### TASK STATEMENT
Write the records out again exactly, leaving no images in.

### INFORMATION GIVEN
'''
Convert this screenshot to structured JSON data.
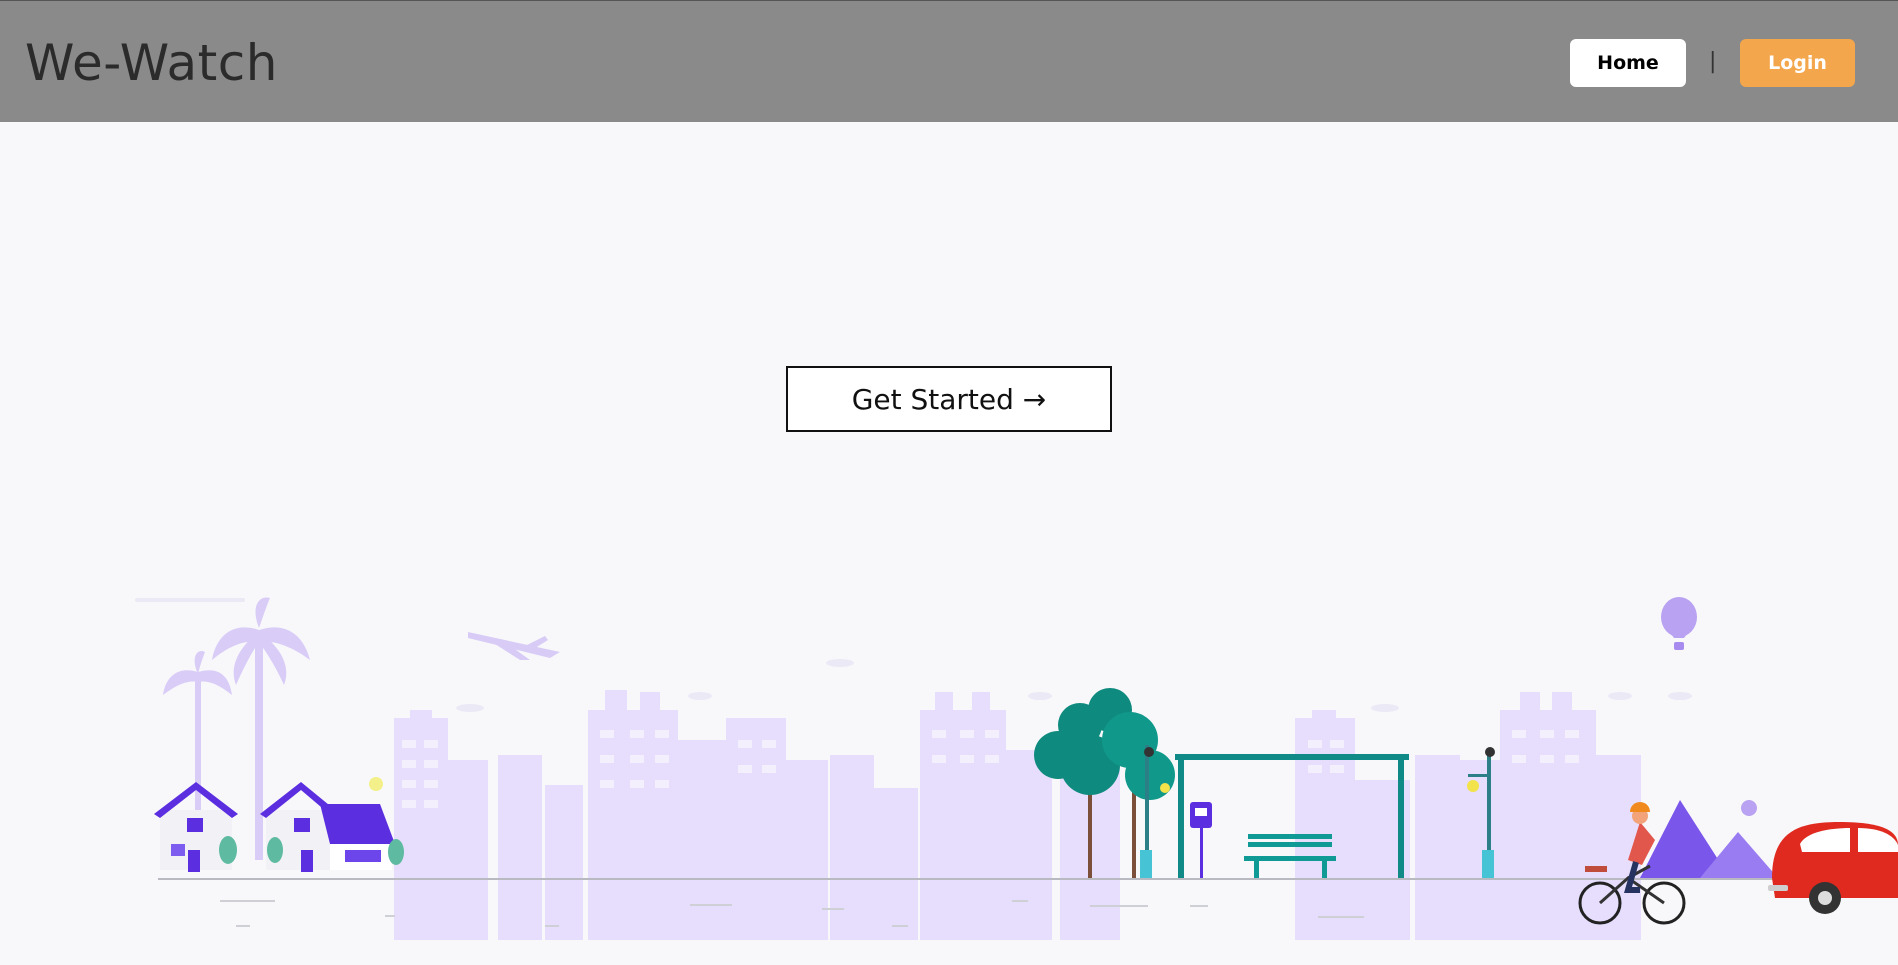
{
  "app": {
    "brand": "We-Watch"
  },
  "nav": {
    "home_label": "Home",
    "separator": "|",
    "login_label": "Login"
  },
  "hero": {
    "cta_label": "Get Started →"
  },
  "colors": {
    "navbar_bg": "#8a8a8a",
    "page_bg": "#f8f8fb",
    "login_accent": "#f3a64c",
    "city_lavender": "#e4dcfb",
    "house_purple": "#5b2ee0",
    "teal": "#0f8a87",
    "car_red": "#e02a1f"
  },
  "illustration": {
    "elements": [
      "palm-trees",
      "houses",
      "city-skyline",
      "airplane",
      "trees",
      "bus-stop",
      "bench",
      "street-lamps",
      "hot-air-balloon",
      "mountains",
      "cyclist",
      "red-car"
    ]
  }
}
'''
### RESULT
Convert this screenshot to structured JSON data.
{
  "app": {
    "brand": "We-Watch"
  },
  "nav": {
    "home_label": "Home",
    "separator": "|",
    "login_label": "Login"
  },
  "hero": {
    "cta_label": "Get Started →"
  },
  "colors": {
    "navbar_bg": "#8a8a8a",
    "page_bg": "#f8f8fb",
    "login_accent": "#f3a64c",
    "city_lavender": "#e4dcfb",
    "house_purple": "#5b2ee0",
    "teal": "#0f8a87",
    "car_red": "#e02a1f"
  },
  "illustration": {
    "elements": [
      "palm-trees",
      "houses",
      "city-skyline",
      "airplane",
      "trees",
      "bus-stop",
      "bench",
      "street-lamps",
      "hot-air-balloon",
      "mountains",
      "cyclist",
      "red-car"
    ]
  }
}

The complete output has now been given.